Senator BROCKMAN: What do you think has been the impact of those cost increases in D&O insurance in terms of corporate governance?

Mr Porter : In terms of corporate governance, the costs have had to go up. Some companies are now considering whether to abandon side C, which is the cover for the company itself all together because of costs. It is perhaps more than simply the fear of the cost increasesalthough that is a burden upon investorsthat's had an impact on corporate governance.

What has had more of an impact, I believe, on corporate governance has been the reluctance to make forward-looking statements or to take an amount of time to scrutinise every statement that is going out to see whether, because of this strict liability natureand, again, I say it doesn't affect officers and directors, it is just the company itself, because of this loopholein future it can be the subject of a class action.

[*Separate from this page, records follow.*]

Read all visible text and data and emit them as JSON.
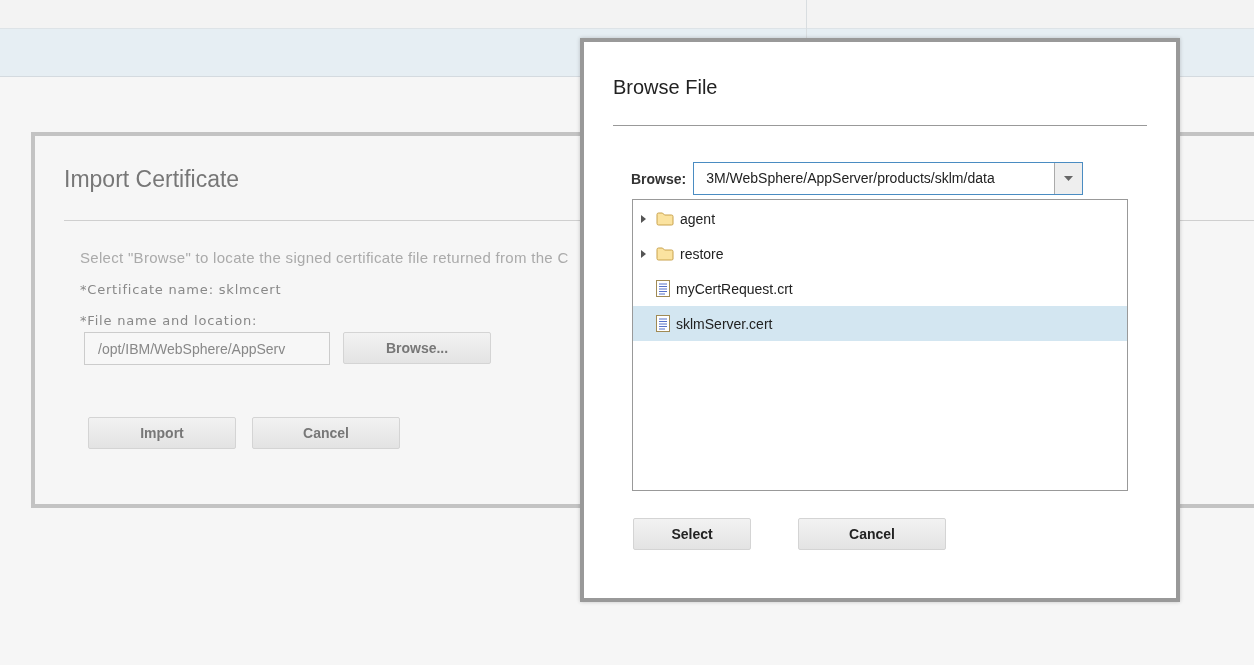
{
  "import_dialog": {
    "title": "Import Certificate",
    "instructions": "Select \"Browse\" to locate the signed certificate file returned from the C",
    "certificate_name": "*Certificate name: sklmcert",
    "file_label": "*File name and location:",
    "file_value": "/opt/IBM/WebSphere/AppServ",
    "browse_button": "Browse...",
    "buttons": [
      "Import",
      "Cancel"
    ]
  },
  "browse_dialog": {
    "title": "Browse File",
    "browse_label": "Browse:",
    "path": "3M/WebSphere/AppServer/products/sklm/data",
    "items": [
      {
        "kind": "folder",
        "name": "agent",
        "expanded": false,
        "selected": false
      },
      {
        "kind": "folder",
        "name": "restore",
        "expanded": false,
        "selected": false
      },
      {
        "kind": "file",
        "name": "myCertRequest.crt",
        "selected": false
      },
      {
        "kind": "file",
        "name": "sklmServer.cert",
        "selected": true
      }
    ],
    "buttons": [
      "Select",
      "Cancel"
    ]
  }
}
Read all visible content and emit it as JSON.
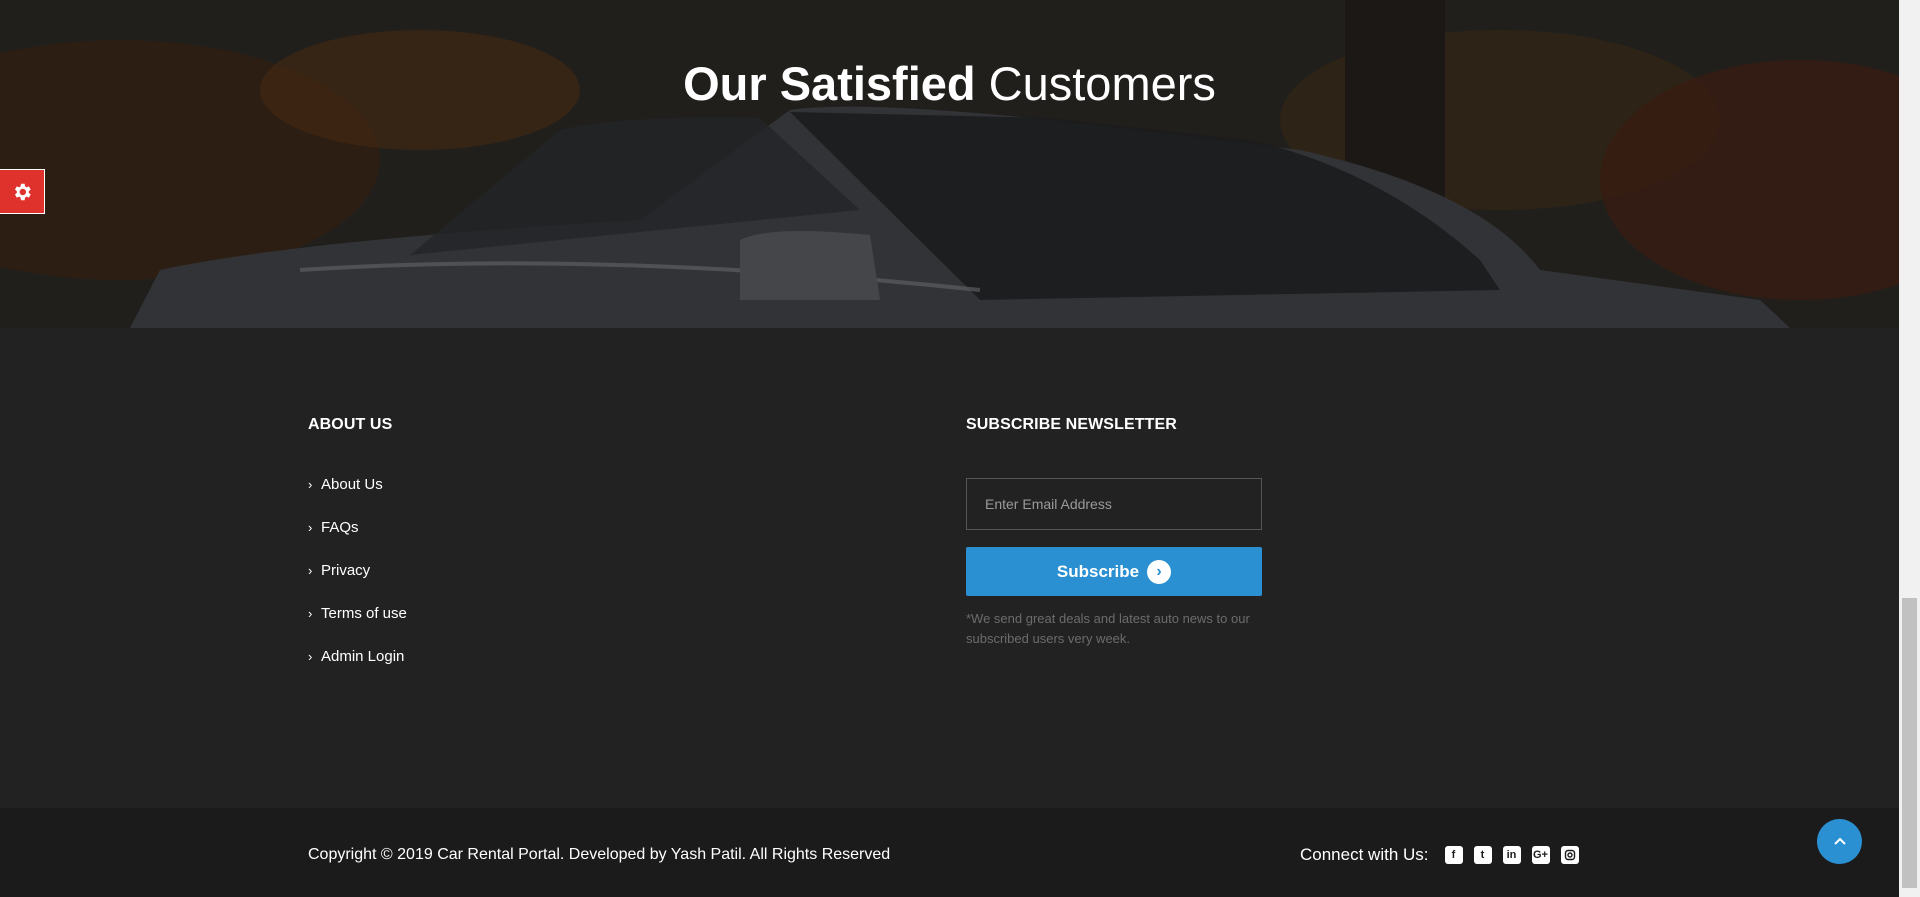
{
  "hero": {
    "title_bold": "Our Satisfied",
    "title_light": "Customers"
  },
  "settings": {
    "icon": "gear-icon",
    "color": "#e0322d"
  },
  "about": {
    "heading": "ABOUT US",
    "links": [
      {
        "label": "About Us"
      },
      {
        "label": "FAQs"
      },
      {
        "label": "Privacy"
      },
      {
        "label": "Terms of use"
      },
      {
        "label": "Admin Login"
      }
    ]
  },
  "newsletter": {
    "heading": "SUBSCRIBE NEWSLETTER",
    "email_placeholder": "Enter Email Address",
    "email_value": "",
    "button_label": "Subscribe",
    "note": "*We send great deals and latest auto news to our subscribed users very week."
  },
  "bottom": {
    "copyright": "Copyright © 2019 Car Rental Portal. Developed by Yash Patil. All Rights Reserved",
    "connect_label": "Connect with Us:",
    "social": [
      "facebook-icon",
      "twitter-icon",
      "linkedin-icon",
      "google-plus-icon",
      "instagram-icon"
    ]
  },
  "colors": {
    "accent": "#2a90d2",
    "footer_bg": "#222222",
    "footer_bottom_bg": "#1b1b1b"
  }
}
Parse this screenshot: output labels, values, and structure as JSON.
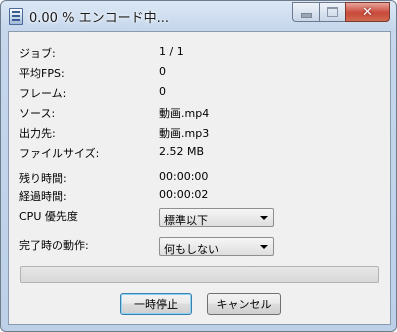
{
  "window": {
    "title": "0.00 % エンコード中..."
  },
  "caption": {
    "close_glyph": "✕"
  },
  "info": {
    "job_label": "ジョブ:",
    "job_value": "1 / 1",
    "fps_label": "平均FPS:",
    "fps_value": "0",
    "frames_label": "フレーム:",
    "frames_value": "0",
    "source_label": "ソース:",
    "source_value": "動画.mp4",
    "output_label": "出力先:",
    "output_value": "動画.mp3",
    "filesize_label": "ファイルサイズ:",
    "filesize_value": "2.52 MB",
    "remaining_label": "残り時間:",
    "remaining_value": "00:00:00",
    "elapsed_label": "経過時間:",
    "elapsed_value": "00:00:02"
  },
  "priority": {
    "label": "CPU 優先度",
    "selected": "標準以下"
  },
  "completion": {
    "label": "完了時の動作:",
    "selected": "何もしない"
  },
  "progress": {
    "percent": 0
  },
  "buttons": {
    "pause_label": "一時停止",
    "cancel_label": "キャンセル"
  }
}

That is what is taking some of the time.

Lastly, I would also say that the litigious nature of the regime has made some people more reluctant to take on board appointments. We may be losing out on some highly experienced corporate government professionals because of that.

Senator BROCKMAN: Whilst you can't quantify a decrease, your evidence is that you believe that this change in schedule 2 will put downward pressure, at least over time, on D&O insurance?

Mr Porter : That is our firm belief, yes.

Senator BROCKMAN: Excellent. I am happy to leave it there, Chair. Thank you.

ACTING CHAIR: Thank you, Senator Brockman. Thank you, Mr Porter, and Mr Woodhill. We very much appreciate your evidence today. That concludes today's public hearing. On behalf of the committee, I'd like to thank all those who have made submissions and sent representatives here today for their cooperation in this inquiry.

Committee adjourned at 15 : 24